Harper started with the Indians at single-A Waterloo. He hit .278 in 110 games. He returned to Waterloo and got a look at AA Waterbury for 1985 and saw Waterbury again for 1986. He hit .223 in 50 games there, his season cut short by an elbow injury that required surgery.

He played at single-A Kinston for 1987, where he hit 20 home runs, then got his spring look with the Indians for 1988. His work that spring drew praise from manager Doc Edwards, according to The Associated Press.

"He is really a good-looking first baseman," Edwards told The AP. "And the thing I like about him offensively is that he's a guy who can hit for power, a high average and still draws a lot of walks."

Harper played that year at AA Williamsport.  He hit .225 in 122 games.
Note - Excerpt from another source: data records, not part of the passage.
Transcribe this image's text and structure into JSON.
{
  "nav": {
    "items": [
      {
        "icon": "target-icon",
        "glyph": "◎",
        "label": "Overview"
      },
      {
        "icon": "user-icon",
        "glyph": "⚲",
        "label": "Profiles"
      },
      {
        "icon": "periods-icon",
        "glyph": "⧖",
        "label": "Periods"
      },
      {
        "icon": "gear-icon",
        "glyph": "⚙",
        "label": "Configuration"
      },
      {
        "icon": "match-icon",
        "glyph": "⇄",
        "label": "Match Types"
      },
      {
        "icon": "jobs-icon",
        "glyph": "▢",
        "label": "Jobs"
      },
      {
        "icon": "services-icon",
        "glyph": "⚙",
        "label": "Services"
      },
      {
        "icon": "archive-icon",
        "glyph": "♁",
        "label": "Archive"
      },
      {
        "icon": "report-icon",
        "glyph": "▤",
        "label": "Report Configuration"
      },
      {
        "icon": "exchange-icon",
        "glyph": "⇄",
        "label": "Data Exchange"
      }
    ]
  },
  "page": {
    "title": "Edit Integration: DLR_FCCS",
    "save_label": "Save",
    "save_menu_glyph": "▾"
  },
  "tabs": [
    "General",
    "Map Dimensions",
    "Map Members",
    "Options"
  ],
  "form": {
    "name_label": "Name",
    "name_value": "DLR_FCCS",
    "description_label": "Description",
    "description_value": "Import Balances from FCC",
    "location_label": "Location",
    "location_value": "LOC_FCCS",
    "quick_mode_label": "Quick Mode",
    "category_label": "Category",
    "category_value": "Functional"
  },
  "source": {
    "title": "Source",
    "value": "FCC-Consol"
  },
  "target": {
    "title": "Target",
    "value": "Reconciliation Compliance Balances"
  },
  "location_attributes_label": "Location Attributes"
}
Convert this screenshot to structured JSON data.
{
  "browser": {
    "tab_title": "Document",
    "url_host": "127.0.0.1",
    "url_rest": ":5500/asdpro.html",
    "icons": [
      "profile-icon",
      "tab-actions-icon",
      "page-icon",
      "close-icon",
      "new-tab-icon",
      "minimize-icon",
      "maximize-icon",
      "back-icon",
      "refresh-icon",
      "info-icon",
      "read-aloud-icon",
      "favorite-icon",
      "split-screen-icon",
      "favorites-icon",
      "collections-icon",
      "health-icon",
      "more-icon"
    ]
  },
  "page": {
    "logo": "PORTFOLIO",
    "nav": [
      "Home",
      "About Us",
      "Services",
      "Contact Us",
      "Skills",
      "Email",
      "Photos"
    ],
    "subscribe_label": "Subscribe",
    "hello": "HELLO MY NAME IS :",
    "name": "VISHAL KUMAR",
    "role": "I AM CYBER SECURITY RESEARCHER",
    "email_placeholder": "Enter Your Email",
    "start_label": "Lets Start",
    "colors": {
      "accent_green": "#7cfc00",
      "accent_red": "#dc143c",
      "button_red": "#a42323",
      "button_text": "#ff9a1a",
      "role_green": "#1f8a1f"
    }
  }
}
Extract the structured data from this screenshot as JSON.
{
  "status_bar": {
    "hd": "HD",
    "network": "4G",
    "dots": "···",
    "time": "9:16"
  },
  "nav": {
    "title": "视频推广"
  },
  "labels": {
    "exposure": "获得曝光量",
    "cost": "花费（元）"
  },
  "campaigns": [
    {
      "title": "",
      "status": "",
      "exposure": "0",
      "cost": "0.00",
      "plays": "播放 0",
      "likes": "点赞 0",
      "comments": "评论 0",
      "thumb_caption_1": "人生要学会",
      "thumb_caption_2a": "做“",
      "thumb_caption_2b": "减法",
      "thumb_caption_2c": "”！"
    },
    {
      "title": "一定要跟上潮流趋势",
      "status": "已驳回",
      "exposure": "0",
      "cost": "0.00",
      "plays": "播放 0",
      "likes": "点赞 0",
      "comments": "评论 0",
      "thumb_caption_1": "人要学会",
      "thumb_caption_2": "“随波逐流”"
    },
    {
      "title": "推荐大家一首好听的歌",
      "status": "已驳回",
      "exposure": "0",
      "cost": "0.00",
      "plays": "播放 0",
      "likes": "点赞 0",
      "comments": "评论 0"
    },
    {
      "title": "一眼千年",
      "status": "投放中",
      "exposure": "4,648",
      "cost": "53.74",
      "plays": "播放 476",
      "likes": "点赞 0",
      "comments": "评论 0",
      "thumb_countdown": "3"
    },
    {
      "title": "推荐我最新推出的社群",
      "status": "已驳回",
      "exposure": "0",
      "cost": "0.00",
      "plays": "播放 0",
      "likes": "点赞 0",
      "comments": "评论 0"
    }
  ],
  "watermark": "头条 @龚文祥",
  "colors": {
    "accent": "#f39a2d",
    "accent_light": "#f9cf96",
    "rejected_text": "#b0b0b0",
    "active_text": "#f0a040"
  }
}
He then moved to single-A Reno in 1989 and returned there for 1990. He hit 25 home runs with a .275 average at Reno in 1989 and 20 home runs with a .317 average in 1990.

Harper then moved to Taiwan for 1991. He first played for Uni-President. He hit .300, had 13 home runs. He played for Uni-President and Wei Chuan for 1992 and then Wei Chuan again in 1993. He hit .305 over 90 games that year, with 15 home runs.

Then, on Oct. 16, 1993, he fell to his death from a Taiwan high rise. Harper's death was initially ruled a suicide, but witnesses later told police they'd heard an argument, according to The Reno Gazette-Journal, citing USA Today's Baseball Weekly.

Some accusations were brought in his death, but a man initially accused had been cleared by April 1994, according to The San Bernardino County Sun.

After Harper's passing, The Gazette-Journal noted Harper signed on with Reno in 1989 and, in 1990, he'd been voted by fans most popular player. The club's then general manager Jack Patton also recalled Harper's work.

"Milt Harper was the best player to ever play for me," Patton told The Gazette-Journal.

1990 Minor League Tally
Players/Coaches Featured:3,508
Made the Majors:1,223-34.9%
Never Made Majors:2,285-65.1%-X
5+ Seasons in the Majors:509
10+ Seasons in the Minors:300-X